:: Records provided ::
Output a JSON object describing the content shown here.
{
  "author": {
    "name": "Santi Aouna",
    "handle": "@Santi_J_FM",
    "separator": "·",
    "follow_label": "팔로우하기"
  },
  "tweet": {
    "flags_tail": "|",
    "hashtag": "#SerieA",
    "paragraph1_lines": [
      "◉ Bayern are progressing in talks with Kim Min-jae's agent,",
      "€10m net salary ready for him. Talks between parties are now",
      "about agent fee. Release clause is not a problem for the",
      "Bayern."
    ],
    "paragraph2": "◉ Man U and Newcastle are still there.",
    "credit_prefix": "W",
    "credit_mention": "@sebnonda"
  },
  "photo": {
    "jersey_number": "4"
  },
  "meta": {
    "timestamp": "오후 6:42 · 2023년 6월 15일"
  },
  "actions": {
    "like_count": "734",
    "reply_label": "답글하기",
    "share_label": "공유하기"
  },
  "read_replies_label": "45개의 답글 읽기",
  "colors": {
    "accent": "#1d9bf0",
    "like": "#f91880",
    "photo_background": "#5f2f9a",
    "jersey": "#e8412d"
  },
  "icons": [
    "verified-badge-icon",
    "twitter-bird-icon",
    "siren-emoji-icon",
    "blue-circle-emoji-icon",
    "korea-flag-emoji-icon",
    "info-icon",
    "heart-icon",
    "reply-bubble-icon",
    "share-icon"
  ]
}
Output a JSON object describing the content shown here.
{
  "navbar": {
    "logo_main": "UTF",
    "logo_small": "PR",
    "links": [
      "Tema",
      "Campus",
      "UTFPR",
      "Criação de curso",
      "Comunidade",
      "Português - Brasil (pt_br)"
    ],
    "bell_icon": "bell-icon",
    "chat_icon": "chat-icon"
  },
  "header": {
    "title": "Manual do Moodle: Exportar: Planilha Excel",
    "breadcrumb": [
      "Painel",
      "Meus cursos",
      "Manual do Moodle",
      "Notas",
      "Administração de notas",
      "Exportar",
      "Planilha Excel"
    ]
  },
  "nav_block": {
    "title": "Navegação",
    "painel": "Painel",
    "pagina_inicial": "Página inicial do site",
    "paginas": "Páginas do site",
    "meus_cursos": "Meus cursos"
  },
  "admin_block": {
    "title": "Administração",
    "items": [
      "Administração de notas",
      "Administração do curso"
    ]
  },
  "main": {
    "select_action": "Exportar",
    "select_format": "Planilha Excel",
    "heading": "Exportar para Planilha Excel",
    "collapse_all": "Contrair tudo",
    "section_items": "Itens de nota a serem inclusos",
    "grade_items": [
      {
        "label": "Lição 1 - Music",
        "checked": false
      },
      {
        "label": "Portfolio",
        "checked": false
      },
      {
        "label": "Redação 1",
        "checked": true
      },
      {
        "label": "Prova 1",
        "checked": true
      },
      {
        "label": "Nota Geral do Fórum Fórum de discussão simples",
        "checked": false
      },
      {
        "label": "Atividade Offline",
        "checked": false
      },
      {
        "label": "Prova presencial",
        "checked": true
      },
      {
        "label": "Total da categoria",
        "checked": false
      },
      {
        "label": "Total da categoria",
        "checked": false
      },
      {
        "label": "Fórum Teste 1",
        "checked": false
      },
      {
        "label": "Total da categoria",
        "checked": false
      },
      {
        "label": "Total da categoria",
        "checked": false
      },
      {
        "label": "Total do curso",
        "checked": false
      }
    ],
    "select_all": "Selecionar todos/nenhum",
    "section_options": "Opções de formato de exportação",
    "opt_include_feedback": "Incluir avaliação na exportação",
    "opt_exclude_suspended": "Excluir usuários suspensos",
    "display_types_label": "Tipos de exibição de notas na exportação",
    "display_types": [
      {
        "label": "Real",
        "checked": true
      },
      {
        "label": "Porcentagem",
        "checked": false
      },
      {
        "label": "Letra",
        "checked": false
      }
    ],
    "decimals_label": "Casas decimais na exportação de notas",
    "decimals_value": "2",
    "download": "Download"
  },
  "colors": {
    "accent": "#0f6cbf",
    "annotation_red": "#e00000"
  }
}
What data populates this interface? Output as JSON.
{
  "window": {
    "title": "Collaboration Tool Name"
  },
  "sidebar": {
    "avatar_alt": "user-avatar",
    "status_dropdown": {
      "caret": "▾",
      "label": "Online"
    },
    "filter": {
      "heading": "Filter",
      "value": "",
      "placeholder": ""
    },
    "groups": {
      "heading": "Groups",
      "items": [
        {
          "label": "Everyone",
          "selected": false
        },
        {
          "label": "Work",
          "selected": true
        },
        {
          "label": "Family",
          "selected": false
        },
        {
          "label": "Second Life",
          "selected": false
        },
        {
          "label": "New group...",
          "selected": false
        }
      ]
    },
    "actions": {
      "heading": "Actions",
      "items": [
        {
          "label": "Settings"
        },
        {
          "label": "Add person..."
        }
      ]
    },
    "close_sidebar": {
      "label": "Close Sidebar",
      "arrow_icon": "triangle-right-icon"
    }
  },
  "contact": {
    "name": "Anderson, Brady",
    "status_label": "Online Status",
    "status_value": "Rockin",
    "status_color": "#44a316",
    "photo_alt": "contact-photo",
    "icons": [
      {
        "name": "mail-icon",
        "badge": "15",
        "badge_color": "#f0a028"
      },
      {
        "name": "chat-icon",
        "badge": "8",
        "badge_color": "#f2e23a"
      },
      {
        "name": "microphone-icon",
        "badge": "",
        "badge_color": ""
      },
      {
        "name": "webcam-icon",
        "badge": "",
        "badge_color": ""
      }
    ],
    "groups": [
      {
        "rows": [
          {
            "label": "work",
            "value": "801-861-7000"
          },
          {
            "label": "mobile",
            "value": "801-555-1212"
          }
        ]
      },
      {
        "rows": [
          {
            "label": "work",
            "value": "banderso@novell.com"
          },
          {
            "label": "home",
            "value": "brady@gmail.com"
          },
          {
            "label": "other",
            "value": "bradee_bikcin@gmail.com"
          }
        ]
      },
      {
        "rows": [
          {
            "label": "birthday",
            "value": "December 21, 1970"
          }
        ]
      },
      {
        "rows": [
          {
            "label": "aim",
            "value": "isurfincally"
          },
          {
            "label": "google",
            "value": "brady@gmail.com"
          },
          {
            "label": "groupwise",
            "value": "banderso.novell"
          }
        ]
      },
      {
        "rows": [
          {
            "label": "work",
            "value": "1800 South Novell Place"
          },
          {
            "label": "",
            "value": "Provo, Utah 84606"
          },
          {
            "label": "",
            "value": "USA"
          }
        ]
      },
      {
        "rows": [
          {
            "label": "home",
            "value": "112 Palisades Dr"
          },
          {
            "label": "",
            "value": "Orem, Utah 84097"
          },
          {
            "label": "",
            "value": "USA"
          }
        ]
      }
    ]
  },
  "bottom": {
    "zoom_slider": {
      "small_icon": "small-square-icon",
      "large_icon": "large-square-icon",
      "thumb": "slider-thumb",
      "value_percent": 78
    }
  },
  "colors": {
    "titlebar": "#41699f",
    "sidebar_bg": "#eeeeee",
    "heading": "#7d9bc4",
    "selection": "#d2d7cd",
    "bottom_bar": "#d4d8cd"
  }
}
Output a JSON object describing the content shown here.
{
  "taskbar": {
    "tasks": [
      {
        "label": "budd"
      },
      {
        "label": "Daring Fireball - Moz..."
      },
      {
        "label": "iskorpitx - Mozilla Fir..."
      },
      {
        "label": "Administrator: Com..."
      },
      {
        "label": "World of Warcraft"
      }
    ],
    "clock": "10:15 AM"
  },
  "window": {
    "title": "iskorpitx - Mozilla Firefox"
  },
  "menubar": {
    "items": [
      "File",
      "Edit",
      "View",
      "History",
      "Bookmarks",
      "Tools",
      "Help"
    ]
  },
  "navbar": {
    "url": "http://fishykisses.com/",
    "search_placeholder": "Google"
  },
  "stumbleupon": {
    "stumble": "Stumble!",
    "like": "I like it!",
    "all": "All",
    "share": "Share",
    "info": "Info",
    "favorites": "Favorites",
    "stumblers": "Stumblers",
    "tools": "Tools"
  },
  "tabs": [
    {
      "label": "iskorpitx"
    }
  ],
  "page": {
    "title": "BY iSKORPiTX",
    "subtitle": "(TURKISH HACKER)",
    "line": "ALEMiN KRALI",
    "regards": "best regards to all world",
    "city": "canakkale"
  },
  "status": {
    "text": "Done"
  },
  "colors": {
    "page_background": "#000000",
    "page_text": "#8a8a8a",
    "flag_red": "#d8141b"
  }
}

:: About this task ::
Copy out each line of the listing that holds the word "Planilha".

:: Exercise solution ::
    "title": "Manual do Moodle: Exportar: Planilha Excel",
      "Planilha Excel"
    "select_format": "Planilha Excel",
    "heading": "Exportar para Planilha Excel",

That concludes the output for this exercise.